It’s probably fair to say that all we really need to know about Shin Gojira or Godzilla: Resurgence (with Shin meaning all or either of “rebirth,” “renew,” “reboot,” or even “God” and Gojira as the Japanese name for Godzilla) is in the trailers that have now been released. The Japanese film appears to be more homage than reboot, using original music (at least in the trailers) and a style that looks like a modern director trying to merge classic giant Japanese monster movies with American 1970s Irwin Allen disaster films. Fair warning: This is not a sequel to the U.S. Godzilla movies. It is a reboot of the Japanese 2004 version featuring the same giant monster that perennially wreaks havoc with Japan.
Advance reviews from Westerners confirm what it all looks like: bad acting, strange direction with much of the film consisting of office interiors with close-ups on the reactions of astonished citizens, and little screen-time for the title baddie. The U.S. trailer, released this week, will be painful to most. Yet there is something nostalgic about the retro sci-fi kaiju look, the cuts, the sound effects and music in the trailer. Several Japanese trailers devote less time to office interiors and close-ups and give us a better look at Godzilla. Will Japan audiences see this in a similar way to how American audiences have reacted to Netflix’s 1980s throwback show Stranger Things?
As for the local response, Shin Gojira is already a hit in Japan, released there in late July, garnering high praise for being loyal to the character while offering a commentary on the current culture and politics of Japan. One Godzilla fansite warns American audiences to view the film with that in mind. It’s not targeted at international viewers and the message of the film may not translate, despite the subtitles.
We’re given a strange window to watch the movie–it is only being offered in limited release, October 11-18, 2016. Clearly this is not a monster film for the masses, or even in the realm of the $160 million big-budget 2014 Warner Brothers Godzilla film. Here are three trailers to compare:
Clearly some of the depictions of Godzilla are superb, showing co-directors Hideakki Anno and Shinji Higuchi have good eyes for the startling film image, especially when Godzilla is off-center, rampaging away on the edge of the movie screen. But what’s the story on all the office shots? Lack of funds for special effects?

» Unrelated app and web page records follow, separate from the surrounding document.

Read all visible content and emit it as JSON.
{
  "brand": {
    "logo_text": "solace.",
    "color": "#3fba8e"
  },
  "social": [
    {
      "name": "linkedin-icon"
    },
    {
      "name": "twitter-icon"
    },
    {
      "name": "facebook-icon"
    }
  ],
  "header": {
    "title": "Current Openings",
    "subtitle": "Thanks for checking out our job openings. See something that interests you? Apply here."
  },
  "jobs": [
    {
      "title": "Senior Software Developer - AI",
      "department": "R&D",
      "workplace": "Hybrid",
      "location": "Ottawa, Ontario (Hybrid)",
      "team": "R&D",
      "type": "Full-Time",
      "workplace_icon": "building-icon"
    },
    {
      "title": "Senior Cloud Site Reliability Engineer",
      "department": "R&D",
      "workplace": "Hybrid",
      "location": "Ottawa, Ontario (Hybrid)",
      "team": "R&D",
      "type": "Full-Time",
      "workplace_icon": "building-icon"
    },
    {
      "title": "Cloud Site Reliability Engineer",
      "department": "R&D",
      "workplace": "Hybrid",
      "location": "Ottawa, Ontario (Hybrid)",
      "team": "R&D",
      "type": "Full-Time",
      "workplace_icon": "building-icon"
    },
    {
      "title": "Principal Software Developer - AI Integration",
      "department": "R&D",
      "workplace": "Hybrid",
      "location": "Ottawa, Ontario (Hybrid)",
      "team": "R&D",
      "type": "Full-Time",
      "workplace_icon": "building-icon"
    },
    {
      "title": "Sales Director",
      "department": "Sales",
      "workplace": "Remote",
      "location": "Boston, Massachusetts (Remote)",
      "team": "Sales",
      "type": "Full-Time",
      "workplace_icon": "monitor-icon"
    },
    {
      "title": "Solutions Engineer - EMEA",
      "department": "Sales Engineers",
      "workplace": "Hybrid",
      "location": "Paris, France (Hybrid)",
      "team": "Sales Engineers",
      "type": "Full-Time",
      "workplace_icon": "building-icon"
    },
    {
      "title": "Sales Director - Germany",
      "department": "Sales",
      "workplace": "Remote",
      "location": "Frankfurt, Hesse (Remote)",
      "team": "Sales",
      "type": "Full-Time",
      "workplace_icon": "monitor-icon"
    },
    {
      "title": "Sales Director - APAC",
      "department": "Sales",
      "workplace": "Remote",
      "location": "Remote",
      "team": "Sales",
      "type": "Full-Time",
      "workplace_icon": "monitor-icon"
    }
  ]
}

An effort to dramatize the story more? Are U.S. audiences just stuck in the need for bigger and better special effects?
Those who check it out October 11, 2016, may get these questions answered. Godzilla: Resurgence will be here in theaters and gone in only a week.